(Data excerpts)
[Start of Attachment]
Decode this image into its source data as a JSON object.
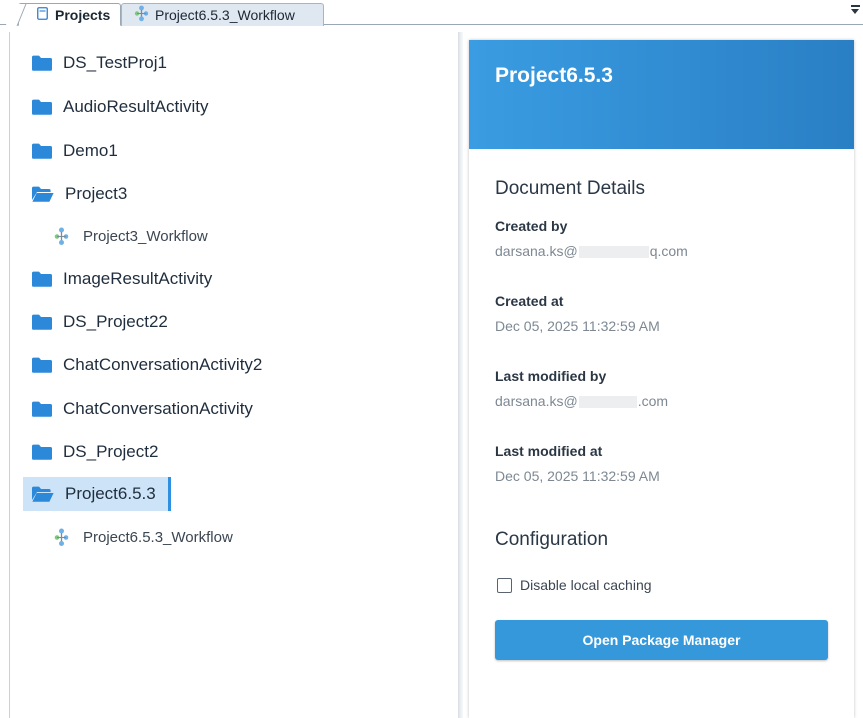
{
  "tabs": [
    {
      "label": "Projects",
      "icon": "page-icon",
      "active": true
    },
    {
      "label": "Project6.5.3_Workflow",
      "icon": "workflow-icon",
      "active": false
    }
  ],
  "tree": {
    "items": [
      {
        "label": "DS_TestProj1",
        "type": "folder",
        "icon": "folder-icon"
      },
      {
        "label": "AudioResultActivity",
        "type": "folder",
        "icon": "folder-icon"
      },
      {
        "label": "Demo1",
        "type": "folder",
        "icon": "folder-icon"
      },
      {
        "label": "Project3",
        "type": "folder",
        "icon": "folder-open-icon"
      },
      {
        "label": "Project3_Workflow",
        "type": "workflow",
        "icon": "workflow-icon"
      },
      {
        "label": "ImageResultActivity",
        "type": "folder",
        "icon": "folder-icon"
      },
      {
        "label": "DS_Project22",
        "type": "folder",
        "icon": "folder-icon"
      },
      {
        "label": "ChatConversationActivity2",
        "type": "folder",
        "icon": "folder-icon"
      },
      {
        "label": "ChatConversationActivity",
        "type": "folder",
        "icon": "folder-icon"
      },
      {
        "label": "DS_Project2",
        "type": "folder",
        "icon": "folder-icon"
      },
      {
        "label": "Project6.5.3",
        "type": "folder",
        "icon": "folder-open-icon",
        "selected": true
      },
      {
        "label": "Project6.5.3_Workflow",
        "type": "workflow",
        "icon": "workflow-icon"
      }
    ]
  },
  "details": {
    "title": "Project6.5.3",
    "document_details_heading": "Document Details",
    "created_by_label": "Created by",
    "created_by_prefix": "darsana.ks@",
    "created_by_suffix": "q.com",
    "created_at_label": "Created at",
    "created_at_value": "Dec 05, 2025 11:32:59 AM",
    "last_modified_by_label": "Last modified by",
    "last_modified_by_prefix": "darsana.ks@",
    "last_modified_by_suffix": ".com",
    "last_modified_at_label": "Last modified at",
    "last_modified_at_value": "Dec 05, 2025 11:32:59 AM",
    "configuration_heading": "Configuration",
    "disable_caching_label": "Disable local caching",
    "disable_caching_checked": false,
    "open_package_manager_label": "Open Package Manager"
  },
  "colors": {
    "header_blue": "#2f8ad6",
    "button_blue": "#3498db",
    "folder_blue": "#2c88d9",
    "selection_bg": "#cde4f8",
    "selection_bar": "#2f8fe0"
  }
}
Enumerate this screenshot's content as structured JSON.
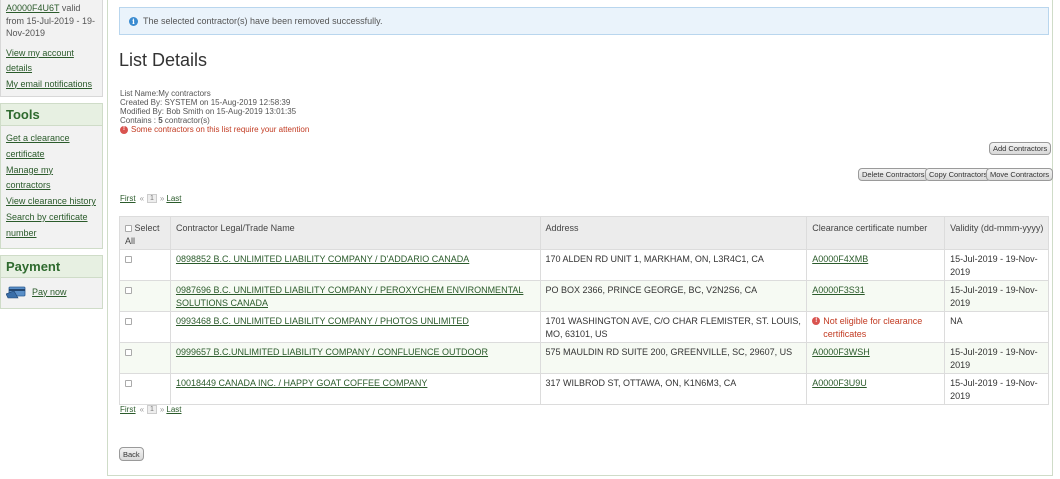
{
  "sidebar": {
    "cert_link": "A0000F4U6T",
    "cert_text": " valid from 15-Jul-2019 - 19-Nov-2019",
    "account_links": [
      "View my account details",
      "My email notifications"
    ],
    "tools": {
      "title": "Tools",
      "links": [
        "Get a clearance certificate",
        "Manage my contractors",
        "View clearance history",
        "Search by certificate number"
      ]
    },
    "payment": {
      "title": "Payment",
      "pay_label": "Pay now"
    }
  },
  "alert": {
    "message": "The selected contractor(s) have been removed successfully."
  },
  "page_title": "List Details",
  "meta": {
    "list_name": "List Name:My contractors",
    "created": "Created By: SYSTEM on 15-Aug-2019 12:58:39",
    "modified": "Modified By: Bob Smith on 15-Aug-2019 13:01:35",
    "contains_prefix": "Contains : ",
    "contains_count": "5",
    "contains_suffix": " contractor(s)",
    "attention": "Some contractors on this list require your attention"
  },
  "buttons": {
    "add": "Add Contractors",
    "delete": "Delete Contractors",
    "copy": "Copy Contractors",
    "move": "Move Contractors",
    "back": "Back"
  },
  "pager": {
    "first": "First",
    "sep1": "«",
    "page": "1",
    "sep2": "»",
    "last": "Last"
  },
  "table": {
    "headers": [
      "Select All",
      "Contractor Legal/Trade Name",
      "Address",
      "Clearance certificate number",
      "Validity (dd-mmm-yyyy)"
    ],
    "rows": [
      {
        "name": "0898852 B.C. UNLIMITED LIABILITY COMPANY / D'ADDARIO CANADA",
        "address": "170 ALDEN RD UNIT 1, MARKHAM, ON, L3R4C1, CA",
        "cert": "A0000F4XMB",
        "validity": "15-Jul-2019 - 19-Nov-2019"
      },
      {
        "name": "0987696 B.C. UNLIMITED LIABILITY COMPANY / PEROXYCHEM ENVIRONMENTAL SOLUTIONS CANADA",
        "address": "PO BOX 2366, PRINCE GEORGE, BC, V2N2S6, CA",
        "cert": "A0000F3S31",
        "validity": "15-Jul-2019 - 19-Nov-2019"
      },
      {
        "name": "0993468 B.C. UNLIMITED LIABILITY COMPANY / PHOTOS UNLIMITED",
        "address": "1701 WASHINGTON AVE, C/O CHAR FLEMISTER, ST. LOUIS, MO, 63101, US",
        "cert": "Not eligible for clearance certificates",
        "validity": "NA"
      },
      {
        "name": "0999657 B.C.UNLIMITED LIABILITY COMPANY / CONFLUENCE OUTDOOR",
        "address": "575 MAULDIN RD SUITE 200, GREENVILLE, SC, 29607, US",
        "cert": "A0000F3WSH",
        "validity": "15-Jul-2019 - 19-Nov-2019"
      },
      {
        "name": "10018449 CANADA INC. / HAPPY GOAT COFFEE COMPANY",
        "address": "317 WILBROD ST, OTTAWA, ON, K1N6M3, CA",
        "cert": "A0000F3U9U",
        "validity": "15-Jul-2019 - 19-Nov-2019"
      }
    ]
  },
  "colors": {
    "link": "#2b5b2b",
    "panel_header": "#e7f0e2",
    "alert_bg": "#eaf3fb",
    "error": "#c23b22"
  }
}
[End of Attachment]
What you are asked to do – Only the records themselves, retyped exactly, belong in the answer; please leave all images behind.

Solution for this problem –
Decode this image into its source data as a JSON object.
{
  "tabs": [
    {
      "label": "Projects",
      "icon": "page-icon",
      "active": true
    },
    {
      "label": "Project6.5.3_Workflow",
      "icon": "workflow-icon",
      "active": false
    }
  ],
  "tree": {
    "items": [
      {
        "label": "DS_TestProj1",
        "type": "folder",
        "icon": "folder-icon"
      },
      {
        "label": "AudioResultActivity",
        "type": "folder",
        "icon": "folder-icon"
      },
      {
        "label": "Demo1",
        "type": "folder",
        "icon": "folder-icon"
      },
      {
        "label": "Project3",
        "type": "folder",
        "icon": "folder-open-icon"
      },
      {
        "label": "Project3_Workflow",
        "type": "workflow",
        "icon": "workflow-icon"
      },
      {
        "label": "ImageResultActivity",
        "type": "folder",
        "icon": "folder-icon"
      },
      {
        "label": "DS_Project22",
        "type": "folder",
        "icon": "folder-icon"
      },
      {
        "label": "ChatConversationActivity2",
        "type": "folder",
        "icon": "folder-icon"
      },
      {
        "label": "ChatConversationActivity",
        "type": "folder",
        "icon": "folder-icon"
      },
      {
        "label": "DS_Project2",
        "type": "folder",
        "icon": "folder-icon"
      },
      {
        "label": "Project6.5.3",
        "type": "folder",
        "icon": "folder-open-icon",
        "selected": true
      },
      {
        "label": "Project6.5.3_Workflow",
        "type": "workflow",
        "icon": "workflow-icon"
      }
    ]
  },
  "details": {
    "title": "Project6.5.3",
    "document_details_heading": "Document Details",
    "created_by_label": "Created by",
    "created_by_prefix": "darsana.ks@",
    "created_by_suffix": "q.com",
    "created_at_label": "Created at",
    "created_at_value": "Dec 05, 2025 11:32:59 AM",
    "last_modified_by_label": "Last modified by",
    "last_modified_by_prefix": "darsana.ks@",
    "last_modified_by_suffix": ".com",
    "last_modified_at_label": "Last modified at",
    "last_modified_at_value": "Dec 05, 2025 11:32:59 AM",
    "configuration_heading": "Configuration",
    "disable_caching_label": "Disable local caching",
    "disable_caching_checked": false,
    "open_package_manager_label": "Open Package Manager"
  },
  "colors": {
    "header_blue": "#2f8ad6",
    "button_blue": "#3498db",
    "folder_blue": "#2c88d9",
    "selection_bg": "#cde4f8",
    "selection_bar": "#2f8fe0"
  }
}
Enumerate this screenshot's content as structured JSON.
{
  "sidebar": {
    "cert_link": "A0000F4U6T",
    "cert_text": " valid from 15-Jul-2019 - 19-Nov-2019",
    "account_links": [
      "View my account details",
      "My email notifications"
    ],
    "tools": {
      "title": "Tools",
      "links": [
        "Get a clearance certificate",
        "Manage my contractors",
        "View clearance history",
        "Search by certificate number"
      ]
    },
    "payment": {
      "title": "Payment",
      "pay_label": "Pay now"
    }
  },
  "alert": {
    "message": "The selected contractor(s) have been removed successfully."
  },
  "page_title": "List Details",
  "meta": {
    "list_name": "List Name:My contractors",
    "created": "Created By: SYSTEM on 15-Aug-2019 12:58:39",
    "modified": "Modified By: Bob Smith on 15-Aug-2019 13:01:35",
    "contains_prefix": "Contains : ",
    "contains_count": "5",
    "contains_suffix": " contractor(s)",
    "attention": "Some contractors on this list require your attention"
  },
  "buttons": {
    "add": "Add Contractors",
    "delete": "Delete Contractors",
    "copy": "Copy Contractors",
    "move": "Move Contractors",
    "back": "Back"
  },
  "pager": {
    "first": "First",
    "sep1": "«",
    "page": "1",
    "sep2": "»",
    "last": "Last"
  },
  "table": {
    "headers": [
      "Select All",
      "Contractor Legal/Trade Name",
      "Address",
      "Clearance certificate number",
      "Validity (dd-mmm-yyyy)"
    ],
    "rows": [
      {
        "name": "0898852 B.C. UNLIMITED LIABILITY COMPANY / D'ADDARIO CANADA",
        "address": "170 ALDEN RD UNIT 1, MARKHAM, ON, L3R4C1, CA",
        "cert": "A0000F4XMB",
        "validity": "15-Jul-2019 - 19-Nov-2019"
      },
      {
        "name": "0987696 B.C. UNLIMITED LIABILITY COMPANY / PEROXYCHEM ENVIRONMENTAL SOLUTIONS CANADA",
        "address": "PO BOX 2366, PRINCE GEORGE, BC, V2N2S6, CA",
        "cert": "A0000F3S31",
        "validity": "15-Jul-2019 - 19-Nov-2019"
      },
      {
        "name": "0993468 B.C. UNLIMITED LIABILITY COMPANY / PHOTOS UNLIMITED",
        "address": "1701 WASHINGTON AVE, C/O CHAR FLEMISTER, ST. LOUIS, MO, 63101, US",
        "cert": "Not eligible for clearance certificates",
        "validity": "NA"
      },
      {
        "name": "0999657 B.C.UNLIMITED LIABILITY COMPANY / CONFLUENCE OUTDOOR",
        "address": "575 MAULDIN RD SUITE 200, GREENVILLE, SC, 29607, US",
        "cert": "A0000F3WSH",
        "validity": "15-Jul-2019 - 19-Nov-2019"
      },
      {
        "name": "10018449 CANADA INC. / HAPPY GOAT COFFEE COMPANY",
        "address": "317 WILBROD ST, OTTAWA, ON, K1N6M3, CA",
        "cert": "A0000F3U9U",
        "validity": "15-Jul-2019 - 19-Nov-2019"
      }
    ]
  },
  "colors": {
    "link": "#2b5b2b",
    "panel_header": "#e7f0e2",
    "alert_bg": "#eaf3fb",
    "error": "#c23b22"
  }
}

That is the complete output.